MEXICO CITY -- What surprised me the most about Mexico's presidential elections Sunday was not the razor-thin preliminary victory of center-right candidate Felipe Calderon, but the fact that so many young people voted for the candidate of continuity, globalization and closer ties with the United States. The vote of the young was pivotal: Of the 13 million registered new voters, 12 million were ages 18 to 23. And most young people voted for Calderón. Read the full column here.
Wednesday, July 05, 2006
MEXICO ELECTION: JULY 5, 5:30 PM REPORT
I just interviewed Miguel Angel Solis, o top official of Mexico’s Federal Electoral Institute (IFE) and two well-known pollsters (Cesar Ortega of Ipsos-Bimsa and Francisco Abundis, of Parametria) to find out what’s likely to happen with Mexico’s electoral tie. In a nutshell, there are about 3 million votes with “inconsistencies” that – under a previous agreement of all parties – were never supposed to be included in the preliminary vote estimate released by the IFE on Monday. But the IFE apparently screwed up in saying its PREP results giving Felipe Calderon a lead of more than 1 percent lead over Andres Manuel Lopez Obrador were based on 98 percent of the voting tallies (in fact, it was based on 86 percent of the tallies, since the ones with “inconsistencies” or “irregularities” were not supposed to be counted,) which gave leftist candidate Andres Manuel Lopez Obrador a chance to cry foul play. I'll expand in the comments section.
Monday, July 03, 2006
MEXICO CONFIRMS THE TREND - TIED ELECTIONS

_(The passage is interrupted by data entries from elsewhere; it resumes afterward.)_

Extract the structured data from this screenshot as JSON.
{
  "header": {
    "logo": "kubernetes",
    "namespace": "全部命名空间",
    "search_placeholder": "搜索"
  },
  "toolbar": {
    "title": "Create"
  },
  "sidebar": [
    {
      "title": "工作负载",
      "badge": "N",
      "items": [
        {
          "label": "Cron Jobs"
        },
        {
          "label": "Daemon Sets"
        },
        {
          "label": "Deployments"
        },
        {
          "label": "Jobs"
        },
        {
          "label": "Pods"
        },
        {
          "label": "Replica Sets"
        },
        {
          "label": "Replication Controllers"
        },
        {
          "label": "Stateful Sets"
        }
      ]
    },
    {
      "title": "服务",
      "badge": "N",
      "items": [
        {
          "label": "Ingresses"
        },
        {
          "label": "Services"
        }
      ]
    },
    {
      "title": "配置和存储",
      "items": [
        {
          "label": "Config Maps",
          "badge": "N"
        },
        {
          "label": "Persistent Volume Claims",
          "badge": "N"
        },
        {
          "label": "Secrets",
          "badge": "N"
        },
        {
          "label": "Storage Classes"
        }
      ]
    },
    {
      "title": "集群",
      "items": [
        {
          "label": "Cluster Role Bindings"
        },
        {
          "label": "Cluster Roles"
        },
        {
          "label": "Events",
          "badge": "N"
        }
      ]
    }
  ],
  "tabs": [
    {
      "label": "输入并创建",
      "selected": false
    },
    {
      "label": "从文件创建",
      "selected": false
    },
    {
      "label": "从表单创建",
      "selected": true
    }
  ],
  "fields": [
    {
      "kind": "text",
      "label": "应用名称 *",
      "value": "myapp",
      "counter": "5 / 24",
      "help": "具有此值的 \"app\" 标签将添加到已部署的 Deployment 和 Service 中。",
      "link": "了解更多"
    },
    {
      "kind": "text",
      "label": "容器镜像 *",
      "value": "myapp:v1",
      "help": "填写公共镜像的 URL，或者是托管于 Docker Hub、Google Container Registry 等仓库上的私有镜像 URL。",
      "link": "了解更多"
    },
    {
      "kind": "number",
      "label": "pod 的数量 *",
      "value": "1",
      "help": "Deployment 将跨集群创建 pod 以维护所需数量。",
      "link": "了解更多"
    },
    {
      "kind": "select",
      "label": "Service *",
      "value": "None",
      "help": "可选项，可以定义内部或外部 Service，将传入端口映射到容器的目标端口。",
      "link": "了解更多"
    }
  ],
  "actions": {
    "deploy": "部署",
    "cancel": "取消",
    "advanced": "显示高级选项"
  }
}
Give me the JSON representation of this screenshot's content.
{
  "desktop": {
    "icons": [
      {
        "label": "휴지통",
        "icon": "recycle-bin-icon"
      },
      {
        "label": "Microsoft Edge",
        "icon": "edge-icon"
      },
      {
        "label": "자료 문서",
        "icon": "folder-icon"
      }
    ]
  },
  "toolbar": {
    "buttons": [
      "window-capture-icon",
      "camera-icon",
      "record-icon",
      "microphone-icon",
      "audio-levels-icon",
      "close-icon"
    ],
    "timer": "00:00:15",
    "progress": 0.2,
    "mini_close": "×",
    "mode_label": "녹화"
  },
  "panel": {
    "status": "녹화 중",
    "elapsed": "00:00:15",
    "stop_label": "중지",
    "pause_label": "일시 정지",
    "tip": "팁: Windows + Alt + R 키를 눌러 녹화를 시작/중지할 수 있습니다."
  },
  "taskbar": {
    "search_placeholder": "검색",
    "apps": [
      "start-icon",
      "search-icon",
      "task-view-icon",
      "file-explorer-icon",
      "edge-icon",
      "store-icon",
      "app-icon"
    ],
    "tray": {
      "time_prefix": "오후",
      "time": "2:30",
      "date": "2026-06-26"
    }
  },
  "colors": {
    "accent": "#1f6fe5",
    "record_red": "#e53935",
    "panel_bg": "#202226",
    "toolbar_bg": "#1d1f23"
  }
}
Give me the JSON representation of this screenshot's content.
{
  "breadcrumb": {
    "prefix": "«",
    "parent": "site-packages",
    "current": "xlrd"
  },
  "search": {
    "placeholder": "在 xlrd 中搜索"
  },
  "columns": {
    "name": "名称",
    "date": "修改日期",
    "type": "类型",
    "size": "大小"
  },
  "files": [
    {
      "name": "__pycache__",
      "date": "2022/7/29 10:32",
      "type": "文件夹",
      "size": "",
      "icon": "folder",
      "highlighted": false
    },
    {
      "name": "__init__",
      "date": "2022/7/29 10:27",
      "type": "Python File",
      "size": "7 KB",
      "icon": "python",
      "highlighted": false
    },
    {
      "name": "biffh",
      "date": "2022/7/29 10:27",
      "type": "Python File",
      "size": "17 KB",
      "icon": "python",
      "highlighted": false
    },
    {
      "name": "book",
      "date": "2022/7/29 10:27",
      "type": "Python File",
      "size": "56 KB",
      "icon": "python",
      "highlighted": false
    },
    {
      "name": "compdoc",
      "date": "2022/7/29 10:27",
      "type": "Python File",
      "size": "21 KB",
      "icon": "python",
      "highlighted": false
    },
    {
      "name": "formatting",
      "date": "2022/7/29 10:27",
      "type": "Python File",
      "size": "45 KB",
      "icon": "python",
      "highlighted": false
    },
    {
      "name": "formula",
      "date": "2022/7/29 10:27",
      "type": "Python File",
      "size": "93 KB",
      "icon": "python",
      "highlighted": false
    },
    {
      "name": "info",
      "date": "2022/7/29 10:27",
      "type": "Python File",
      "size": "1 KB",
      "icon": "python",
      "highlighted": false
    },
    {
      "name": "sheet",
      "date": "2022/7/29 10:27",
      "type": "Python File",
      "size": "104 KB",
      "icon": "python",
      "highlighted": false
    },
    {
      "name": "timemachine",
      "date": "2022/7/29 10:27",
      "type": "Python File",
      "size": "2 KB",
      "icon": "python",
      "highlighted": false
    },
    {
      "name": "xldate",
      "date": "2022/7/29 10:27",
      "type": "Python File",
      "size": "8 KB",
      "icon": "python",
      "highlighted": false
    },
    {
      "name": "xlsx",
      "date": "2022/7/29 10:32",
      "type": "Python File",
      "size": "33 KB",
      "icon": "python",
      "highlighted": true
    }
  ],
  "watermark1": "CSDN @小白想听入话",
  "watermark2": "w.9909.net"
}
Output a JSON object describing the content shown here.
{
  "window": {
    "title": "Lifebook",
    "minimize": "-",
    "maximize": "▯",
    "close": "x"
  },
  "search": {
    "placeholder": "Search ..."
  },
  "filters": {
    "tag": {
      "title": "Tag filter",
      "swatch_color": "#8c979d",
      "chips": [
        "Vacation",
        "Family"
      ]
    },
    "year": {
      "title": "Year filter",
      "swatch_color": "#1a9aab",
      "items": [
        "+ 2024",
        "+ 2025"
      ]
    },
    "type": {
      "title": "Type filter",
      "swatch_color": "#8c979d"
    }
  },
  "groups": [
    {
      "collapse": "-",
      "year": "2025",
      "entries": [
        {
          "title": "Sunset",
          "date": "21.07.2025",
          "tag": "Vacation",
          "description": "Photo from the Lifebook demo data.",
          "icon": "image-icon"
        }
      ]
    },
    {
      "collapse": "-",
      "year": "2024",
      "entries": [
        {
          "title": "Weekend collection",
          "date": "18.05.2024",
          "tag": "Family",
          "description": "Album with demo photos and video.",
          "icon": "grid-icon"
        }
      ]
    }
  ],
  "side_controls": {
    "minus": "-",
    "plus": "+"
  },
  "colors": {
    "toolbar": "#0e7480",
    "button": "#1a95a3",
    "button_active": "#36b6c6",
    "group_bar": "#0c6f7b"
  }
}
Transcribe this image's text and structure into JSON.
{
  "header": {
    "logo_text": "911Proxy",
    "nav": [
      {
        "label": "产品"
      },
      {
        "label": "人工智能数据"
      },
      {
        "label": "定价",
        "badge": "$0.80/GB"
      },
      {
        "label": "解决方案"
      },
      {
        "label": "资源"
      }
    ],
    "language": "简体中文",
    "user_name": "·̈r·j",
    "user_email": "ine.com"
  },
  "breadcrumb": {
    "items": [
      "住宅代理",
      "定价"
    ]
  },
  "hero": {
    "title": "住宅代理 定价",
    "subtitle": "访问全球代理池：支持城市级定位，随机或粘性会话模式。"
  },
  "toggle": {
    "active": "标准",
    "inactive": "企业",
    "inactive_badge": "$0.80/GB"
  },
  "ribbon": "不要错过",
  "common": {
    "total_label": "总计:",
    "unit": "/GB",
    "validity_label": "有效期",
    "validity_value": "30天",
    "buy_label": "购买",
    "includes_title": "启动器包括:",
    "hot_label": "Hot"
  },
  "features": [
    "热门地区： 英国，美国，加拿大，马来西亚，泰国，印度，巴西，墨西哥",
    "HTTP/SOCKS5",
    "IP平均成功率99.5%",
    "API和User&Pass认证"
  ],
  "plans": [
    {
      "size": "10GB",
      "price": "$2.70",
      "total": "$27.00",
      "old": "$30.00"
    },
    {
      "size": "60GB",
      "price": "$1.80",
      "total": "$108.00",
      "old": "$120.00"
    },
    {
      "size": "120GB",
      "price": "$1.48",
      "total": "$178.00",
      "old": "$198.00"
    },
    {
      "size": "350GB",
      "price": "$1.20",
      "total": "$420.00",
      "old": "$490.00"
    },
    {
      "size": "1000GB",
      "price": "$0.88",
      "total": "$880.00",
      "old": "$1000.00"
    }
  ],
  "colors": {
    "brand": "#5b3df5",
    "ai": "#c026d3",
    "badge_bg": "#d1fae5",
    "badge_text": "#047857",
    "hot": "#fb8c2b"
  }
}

MEXICO CITY - Mexico's election results confirm a growing trend: tied elections. Not only does it bring back memories of the USA in 2000, but of the November 2005 presidential election in Honduras, the February, 2006, election in Costa Rica, and the April presidential election in Peru (not to mention the March mayoral election in San Salvador, El Salvador, which was won by 44 votes.) Why is this happening? I welcome your comments for a future column.
MY BET ON MEXICO’S ELECTION – AS OF MONDAY, 10:30 AM
MEXICO CITY – With the latest preliminary tally from the Federal Electoral Institute (IFE) showing government-backed candidate Felipe Calderon ahead by 1 percent of the vote with 96.6 % of the voting tables counted as of 10;30 am Monday, most pollsters say Calderon is the most likely winner of Sunday’s vote. Left-of-center candidate Andres Manuel Lopez Obrador would have to win the entire remaining 3.4 percent of the voting tables – something very unlikely, given that many of the still-to-be-counted voting places are in pro-Calderon states such as Jalisco. It now looks like the IFE will declare Calderon the winner later this week, Lopez Obrador will demand a recount and contest several polling sites results, and the issue will go to the electoral tribunal. This could take several days, or several weeks, to be resolved. I will update this later in the comments section.
COLUMN: MEXICO'S ELECTION RESULT IS THE WORST POSSIBLE SCENARIO
MEXICO CITY -- The virtual tie among Mexico's top presidential candidates in Sunday's election is one of the worst possible scenarios for this country: it creates new political tensions and the prospect that whoever wins will be politically weak, with no working majority in Congress. While President Vicente Fox won the 2000 election with 42 percent of the votes, the new president will win with only 36 percent of the votes. Read the full column here.